That’s why, when the string of TV phone-in/vote-in blunders and premium rate scandals first became public knowledge, I didn’t bat an eyelid. As far as I’m concerned, it was a racket waiting to be exposed. What I didn’t anticipate was the scale and depth of it. So far we have: Blue Peter fined £50,000 by media watchdog Ofcom after a child posed as a phone-in competition winner; GMTV fined a record £2m by Ofcom because callers to its premium rate competitions had no chance of winning; ITV dropping the British Comedy Awards after reportedly finding irregularities with phone voting on the 2005 show; X Factor overcharging viewers for votes cast via the red button in its most recent series; ITV1’s Dancing on Ice final not processing thousands of votes properly because of a "technical problem" at the Vodafone network; ITV’s phone-in quiz channel ITV Play scrapped after some of its premium-rate competitions were exposed for asking questions almost impossible to answer; Richard and Judy’s You Say, We Pay competition under fire because thousands of viewers called a premium-rate number after contestants had already been chosen; Five fined £300,000 for faking winners on its Brainteaser quiz show (it was found to have broken the Ofcom code five times, including one instance where a crew member posed as a "winning contestant").
Not only is that lot the tip of the iceberg, there wil be more to come. I’d bet my house on it. It’s long been my policy never to enter a competition that required me to pay a premium-rate for the privilege of doing so. Why should I? Those costs should be met by the promoter as far as I’m concerned. I never press that ‘red button’ on my remote either (unless it’s free). Then again, it’s easy for me to say; I’m not in a desperate financial situation, I don’t care who gets voted off certain reality/talent shows and I’m also suspicious by nature. Ergo, I wasn’t suckered in. But millions of trusting people were.
A long-awaited review into some ITV practices found "serious editorial issues" in Ant and Dec’s Saturday Night Takeaway, Ant and Dec’s Gameshow Marathon and Soapstar Superstar. ITV’s chairman Michael Grade has promised a comprehensive scheme to reimburse affected viewers. He said he knew the report would make "deeply uncomfortable reading" and admitted: "My overall conclusion from the review is that there was a serious cultural failing within ITV." No Michael. The failing is, quite possibly, media-wide. Personally, I won’t be voting and I won’t be calling. Instead, I’ll look out for these immortal words: ‘answers on a postcard please’.

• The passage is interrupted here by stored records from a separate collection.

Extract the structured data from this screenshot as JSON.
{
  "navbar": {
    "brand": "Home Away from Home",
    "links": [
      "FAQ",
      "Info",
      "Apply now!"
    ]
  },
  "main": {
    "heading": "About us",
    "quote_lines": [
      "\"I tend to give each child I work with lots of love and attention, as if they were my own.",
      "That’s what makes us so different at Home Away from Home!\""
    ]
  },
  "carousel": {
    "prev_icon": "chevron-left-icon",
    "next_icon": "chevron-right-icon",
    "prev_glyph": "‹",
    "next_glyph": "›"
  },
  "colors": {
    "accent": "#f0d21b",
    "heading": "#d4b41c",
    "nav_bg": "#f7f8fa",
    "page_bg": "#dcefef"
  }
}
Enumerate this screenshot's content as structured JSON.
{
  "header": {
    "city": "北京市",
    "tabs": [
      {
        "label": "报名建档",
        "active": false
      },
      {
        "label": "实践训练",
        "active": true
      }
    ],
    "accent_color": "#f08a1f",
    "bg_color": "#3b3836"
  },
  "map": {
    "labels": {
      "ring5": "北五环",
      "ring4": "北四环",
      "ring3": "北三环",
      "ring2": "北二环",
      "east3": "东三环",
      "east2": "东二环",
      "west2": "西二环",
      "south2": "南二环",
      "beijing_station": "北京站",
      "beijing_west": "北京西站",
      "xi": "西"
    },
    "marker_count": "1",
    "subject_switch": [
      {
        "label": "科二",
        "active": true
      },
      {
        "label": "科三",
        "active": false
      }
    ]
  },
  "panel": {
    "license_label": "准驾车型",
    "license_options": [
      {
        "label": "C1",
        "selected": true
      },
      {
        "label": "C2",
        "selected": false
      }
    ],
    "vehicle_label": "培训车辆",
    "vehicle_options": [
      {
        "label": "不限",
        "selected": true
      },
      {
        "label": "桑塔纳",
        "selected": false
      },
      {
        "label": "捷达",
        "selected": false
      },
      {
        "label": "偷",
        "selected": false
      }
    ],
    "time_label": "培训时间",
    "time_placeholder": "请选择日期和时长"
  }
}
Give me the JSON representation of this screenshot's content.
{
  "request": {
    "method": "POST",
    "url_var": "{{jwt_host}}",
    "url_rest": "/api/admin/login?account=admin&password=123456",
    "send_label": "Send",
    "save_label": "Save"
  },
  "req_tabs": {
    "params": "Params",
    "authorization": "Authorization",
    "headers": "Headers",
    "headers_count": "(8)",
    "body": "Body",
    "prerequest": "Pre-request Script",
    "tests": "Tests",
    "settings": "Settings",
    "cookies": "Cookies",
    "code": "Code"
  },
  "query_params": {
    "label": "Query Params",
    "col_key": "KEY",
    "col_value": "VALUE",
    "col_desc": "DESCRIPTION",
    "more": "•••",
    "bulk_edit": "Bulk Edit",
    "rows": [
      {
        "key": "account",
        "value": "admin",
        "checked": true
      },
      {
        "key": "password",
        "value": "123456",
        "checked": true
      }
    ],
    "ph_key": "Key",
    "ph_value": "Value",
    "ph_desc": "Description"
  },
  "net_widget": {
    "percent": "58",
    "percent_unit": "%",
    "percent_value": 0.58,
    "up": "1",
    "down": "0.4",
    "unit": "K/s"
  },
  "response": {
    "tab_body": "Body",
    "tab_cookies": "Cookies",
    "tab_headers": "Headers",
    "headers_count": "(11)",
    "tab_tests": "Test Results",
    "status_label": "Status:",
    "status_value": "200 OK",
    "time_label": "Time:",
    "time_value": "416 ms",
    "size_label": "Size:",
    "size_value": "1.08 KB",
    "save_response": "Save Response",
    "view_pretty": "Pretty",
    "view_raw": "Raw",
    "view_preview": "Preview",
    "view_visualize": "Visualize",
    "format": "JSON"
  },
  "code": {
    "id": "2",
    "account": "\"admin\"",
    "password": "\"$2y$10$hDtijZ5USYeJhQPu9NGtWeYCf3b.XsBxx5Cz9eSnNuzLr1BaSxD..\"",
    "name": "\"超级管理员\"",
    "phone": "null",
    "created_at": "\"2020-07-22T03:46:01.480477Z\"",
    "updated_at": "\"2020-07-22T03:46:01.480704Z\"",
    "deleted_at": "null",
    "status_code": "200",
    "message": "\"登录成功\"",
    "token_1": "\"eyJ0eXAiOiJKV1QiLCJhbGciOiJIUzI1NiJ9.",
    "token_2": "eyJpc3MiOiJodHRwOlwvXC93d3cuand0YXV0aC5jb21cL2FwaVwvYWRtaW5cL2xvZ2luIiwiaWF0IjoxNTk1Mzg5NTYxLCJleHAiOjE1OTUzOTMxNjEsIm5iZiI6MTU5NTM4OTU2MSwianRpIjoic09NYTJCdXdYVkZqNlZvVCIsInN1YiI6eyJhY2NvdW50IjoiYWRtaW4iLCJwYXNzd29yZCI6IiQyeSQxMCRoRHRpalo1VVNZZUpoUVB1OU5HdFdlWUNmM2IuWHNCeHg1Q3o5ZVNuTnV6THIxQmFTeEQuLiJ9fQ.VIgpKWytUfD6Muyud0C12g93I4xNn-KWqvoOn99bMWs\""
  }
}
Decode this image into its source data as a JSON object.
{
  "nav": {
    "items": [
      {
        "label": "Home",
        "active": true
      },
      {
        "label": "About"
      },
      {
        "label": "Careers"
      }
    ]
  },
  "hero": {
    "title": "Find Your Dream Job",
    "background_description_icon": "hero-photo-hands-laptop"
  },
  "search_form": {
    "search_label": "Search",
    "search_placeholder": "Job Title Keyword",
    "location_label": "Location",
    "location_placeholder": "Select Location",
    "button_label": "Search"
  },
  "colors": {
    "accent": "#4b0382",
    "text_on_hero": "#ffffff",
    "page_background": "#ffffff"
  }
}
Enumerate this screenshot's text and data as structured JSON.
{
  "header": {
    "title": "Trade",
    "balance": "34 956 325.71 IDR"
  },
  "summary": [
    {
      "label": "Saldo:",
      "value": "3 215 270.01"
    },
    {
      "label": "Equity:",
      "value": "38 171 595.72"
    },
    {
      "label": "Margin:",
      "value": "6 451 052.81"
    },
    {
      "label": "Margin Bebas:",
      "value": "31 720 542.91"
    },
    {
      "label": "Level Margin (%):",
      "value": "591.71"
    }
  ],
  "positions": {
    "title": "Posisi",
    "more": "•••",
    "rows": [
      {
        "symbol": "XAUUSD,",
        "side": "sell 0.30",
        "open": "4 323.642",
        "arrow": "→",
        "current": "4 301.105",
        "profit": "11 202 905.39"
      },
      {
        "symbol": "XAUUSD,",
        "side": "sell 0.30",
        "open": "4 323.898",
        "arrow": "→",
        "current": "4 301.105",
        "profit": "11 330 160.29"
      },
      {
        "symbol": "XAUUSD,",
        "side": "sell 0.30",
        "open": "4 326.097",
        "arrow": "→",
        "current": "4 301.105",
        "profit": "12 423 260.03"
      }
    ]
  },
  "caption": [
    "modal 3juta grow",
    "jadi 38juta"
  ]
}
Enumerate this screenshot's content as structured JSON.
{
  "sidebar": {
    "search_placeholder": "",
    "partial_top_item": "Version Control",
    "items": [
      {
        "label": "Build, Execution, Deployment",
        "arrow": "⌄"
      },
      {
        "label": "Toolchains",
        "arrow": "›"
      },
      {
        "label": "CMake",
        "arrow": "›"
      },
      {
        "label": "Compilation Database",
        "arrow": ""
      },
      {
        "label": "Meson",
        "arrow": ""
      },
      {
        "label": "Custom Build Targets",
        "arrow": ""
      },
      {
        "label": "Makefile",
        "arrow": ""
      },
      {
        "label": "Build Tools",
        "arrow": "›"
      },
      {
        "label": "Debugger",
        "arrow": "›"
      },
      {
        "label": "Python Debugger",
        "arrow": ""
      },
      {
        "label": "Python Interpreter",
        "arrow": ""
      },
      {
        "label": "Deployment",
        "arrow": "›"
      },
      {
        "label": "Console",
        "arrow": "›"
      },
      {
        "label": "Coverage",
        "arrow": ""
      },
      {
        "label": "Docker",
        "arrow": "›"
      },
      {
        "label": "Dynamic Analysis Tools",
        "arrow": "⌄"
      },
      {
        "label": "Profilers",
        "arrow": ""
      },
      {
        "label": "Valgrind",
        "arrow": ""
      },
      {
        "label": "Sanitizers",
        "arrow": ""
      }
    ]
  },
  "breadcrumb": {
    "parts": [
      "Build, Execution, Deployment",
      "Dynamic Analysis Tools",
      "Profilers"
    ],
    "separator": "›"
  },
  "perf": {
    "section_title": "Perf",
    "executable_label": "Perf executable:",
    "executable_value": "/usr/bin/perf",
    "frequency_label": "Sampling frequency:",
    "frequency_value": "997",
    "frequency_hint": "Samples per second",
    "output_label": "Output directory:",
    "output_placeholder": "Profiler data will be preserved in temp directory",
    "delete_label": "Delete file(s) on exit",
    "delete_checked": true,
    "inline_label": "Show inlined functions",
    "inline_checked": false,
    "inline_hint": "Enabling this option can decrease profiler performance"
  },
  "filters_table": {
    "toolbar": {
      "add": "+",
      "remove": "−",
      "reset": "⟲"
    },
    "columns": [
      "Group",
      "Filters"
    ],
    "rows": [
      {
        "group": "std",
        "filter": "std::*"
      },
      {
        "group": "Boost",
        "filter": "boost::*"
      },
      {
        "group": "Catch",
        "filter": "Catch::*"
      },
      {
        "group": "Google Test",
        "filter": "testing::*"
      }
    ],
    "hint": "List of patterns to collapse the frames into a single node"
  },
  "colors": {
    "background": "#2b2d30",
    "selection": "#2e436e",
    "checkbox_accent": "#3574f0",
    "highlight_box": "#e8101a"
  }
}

Are you still going to enter premium-rate competitions? Will you be voting to keep your favourites in on various reality/talent shows? Let me know by adding a comment below.
Today I am mostly lovin’ – The Queer As Folk repeats on More4. Great show. And how skinny was Coronation Street’s Antony Cotton back then?
Today I am mostly hatin’ – UKTV Gold for taking Dallas off weekdays again. Cliff’s in a coma UKTV Gold! You people have rotten timing.
MSN Editor Coops